After the holidays my TOK class will have come to and end, and the time it was devoted to it will be used as study hall for students to received support in areas they want to improve as they prepare for their May exams. They have come up with a series of requests such as: (long) exam-taking strategies; building stamina during exam periods, etc. I, along with other DP teachers, will be happy to support them in a personalized manner, however we can.
As the end approaches, I cannot help but look back at how different and transformational teaching TOK to EAL learners has been. I am an obsessive planner and note keeper. I have a respectable array of resources from past experiences, and a growing digital resource repository that I constantly enrich thanks to the TOK educators group on Facebook. Yet, none of the resources I had collected were specifically designed or targeted EAL learners.
Moreover, while I could always find ideas to enrich the course, on very few occasions did I come across teachers asking about how differentiation and language accommodation was done in TOK classes. At some point I even thought this was never addressed.
Thus, as I reflect on what worked and what did not work these last two years, I thought it’d be a good idea to share a few strategies that have worked for my EAL learners.
10 strategies to support EAL learners in IB DP TOK
1. Shelter learning in your classes. If you teach EAL students who join your DP program from traditional local schools, be aware that they may have the knowledge to discuss resources, but they may not know terminology in English. So why not helping them to enrich their jargon by encouraging to keep a practical dictionary.
2. Devise systems to support students to take notes or analyze resources. This normally works best when one really knows how students learn. A brief discussion with students about the way they learn can give us hints on the tools we can design or help them generate to support their learning.
3. Make your walls teach. If you are a lucky teacher who teaches TOK in his/her own classroom, make sure you use your walls to capture ideas for everyone to see how meaning is being co-constructed.

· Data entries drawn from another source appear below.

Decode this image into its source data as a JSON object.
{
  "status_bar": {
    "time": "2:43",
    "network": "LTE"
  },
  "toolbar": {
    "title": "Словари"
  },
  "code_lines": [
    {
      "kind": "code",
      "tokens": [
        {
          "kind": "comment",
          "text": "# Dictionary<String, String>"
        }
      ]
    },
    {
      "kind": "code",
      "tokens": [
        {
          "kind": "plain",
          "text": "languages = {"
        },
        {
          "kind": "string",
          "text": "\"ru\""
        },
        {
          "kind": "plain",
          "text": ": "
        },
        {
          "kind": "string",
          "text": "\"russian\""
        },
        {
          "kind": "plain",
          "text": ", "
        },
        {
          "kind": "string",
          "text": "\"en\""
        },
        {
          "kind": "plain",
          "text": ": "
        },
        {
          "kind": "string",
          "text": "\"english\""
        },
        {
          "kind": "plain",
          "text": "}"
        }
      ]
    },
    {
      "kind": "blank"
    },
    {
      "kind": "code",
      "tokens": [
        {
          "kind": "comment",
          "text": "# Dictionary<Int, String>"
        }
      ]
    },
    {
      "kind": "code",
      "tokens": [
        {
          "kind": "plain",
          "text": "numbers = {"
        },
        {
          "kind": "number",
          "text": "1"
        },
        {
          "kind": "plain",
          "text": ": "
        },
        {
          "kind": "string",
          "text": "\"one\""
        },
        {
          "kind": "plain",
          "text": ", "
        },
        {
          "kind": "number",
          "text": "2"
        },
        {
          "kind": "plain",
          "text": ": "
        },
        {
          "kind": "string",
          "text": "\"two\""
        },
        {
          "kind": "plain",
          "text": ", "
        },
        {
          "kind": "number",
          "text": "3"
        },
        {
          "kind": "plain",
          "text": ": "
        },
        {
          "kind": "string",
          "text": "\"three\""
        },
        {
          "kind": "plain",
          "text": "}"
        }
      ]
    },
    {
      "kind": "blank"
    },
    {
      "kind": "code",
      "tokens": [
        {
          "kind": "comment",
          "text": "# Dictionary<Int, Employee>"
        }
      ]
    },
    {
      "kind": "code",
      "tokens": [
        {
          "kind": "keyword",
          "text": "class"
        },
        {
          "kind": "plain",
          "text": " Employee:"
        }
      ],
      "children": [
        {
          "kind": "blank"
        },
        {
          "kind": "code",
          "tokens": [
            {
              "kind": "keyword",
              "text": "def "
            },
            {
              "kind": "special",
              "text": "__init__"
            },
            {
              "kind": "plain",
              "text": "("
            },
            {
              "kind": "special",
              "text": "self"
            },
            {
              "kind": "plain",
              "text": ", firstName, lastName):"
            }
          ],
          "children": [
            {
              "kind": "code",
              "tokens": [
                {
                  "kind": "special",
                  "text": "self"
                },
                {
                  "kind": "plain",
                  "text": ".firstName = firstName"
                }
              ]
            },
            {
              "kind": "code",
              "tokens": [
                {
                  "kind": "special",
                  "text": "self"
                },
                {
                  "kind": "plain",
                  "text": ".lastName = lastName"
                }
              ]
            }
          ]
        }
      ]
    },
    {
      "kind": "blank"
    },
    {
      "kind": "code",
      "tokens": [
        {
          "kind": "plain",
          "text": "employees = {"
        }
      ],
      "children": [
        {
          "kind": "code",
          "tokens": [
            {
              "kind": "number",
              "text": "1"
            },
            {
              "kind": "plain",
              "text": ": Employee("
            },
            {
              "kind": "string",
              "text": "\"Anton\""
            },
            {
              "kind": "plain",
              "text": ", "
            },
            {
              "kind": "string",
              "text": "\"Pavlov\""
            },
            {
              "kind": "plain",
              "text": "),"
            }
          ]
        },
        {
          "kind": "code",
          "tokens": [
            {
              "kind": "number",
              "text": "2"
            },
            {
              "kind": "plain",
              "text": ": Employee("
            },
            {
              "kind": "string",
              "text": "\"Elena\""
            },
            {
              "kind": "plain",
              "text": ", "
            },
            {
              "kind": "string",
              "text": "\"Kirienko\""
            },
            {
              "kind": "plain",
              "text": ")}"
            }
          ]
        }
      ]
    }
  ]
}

Students making their thinking visible.
4. Curate your resources. Choose resources that encourage students to access what they have learned in IB DP and in their life as students in and outside the classroom. Many resources can certainly be provocative and insightful, but they may also represent an added challenge to EAL learners.

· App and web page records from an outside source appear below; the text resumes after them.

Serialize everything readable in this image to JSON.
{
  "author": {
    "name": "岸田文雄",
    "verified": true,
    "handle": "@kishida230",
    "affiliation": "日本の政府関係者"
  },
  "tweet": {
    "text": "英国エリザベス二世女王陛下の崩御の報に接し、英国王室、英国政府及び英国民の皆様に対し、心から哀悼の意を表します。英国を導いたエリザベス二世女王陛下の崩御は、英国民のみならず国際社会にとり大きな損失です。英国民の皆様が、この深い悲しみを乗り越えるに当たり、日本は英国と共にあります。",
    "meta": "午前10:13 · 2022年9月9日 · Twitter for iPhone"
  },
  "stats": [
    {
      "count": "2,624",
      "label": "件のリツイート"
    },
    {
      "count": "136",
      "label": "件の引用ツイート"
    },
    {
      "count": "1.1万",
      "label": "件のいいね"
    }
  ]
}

5. Design resources that teach learners about language. Signal constructions whose word order students need to pay attention to; highlight ideas that include tense or sentence structure that has a special sense and may be challenging to understand. Draw students’ attention to words worth incorporating into their active language.
6. Be aware of your approaches to teaching. Train learners to work with the resources you use in class. Never assume that all learners can access them because you can. Predict language aspects in your tasks and support students with information about the language of instruction. Here is an example about stating facts in past, in English.
7. Use the language you want EAL to master. Use all relevant vocabulary items in relevant exchanges in order for EAL students to be able to see how they are effectively and accurately used. Present them with patterns (sentence stems) they can use to construct their ideas.
Examples from a history class.
8. Train learners to answer questions depending on the questions’ intention and goal. Look at the following example with ‘inference and prediction’ as a goal.
Here is an example with ‘inference and prediction’ as a goal.
Taken from Linguistic Processing Skills ELPS Instructional Tools (2012)
9. Gamify your lessons. Use games that allow them to manipulate vocabulary and structures while still carrying out relevant TOK tasks.
10. Provide them with patterns and guided help. Engaging students in understanding text structures, cohesion, how ideas connect and support one another is best done with a text that is not intimidating and allows them to focus on learning and understanding the how (how ideas are written and linked) rather than on the what (comprehending difficult language.)
Many teachers may claim that this work is part of the EAL / language support teachers; but I (a language teacher) would claim that by including this learning layers in TOK classes, teachers would really be using language a way of knowing and doing. Moreover, what a best way to demonstrate the attributes of the IB LP by being caring and acknowledge and support EAL efforts to access a subject as complex and abstract as TOK. Besides, and to conclude, this is how we demonstrate with action that we are all language teachers.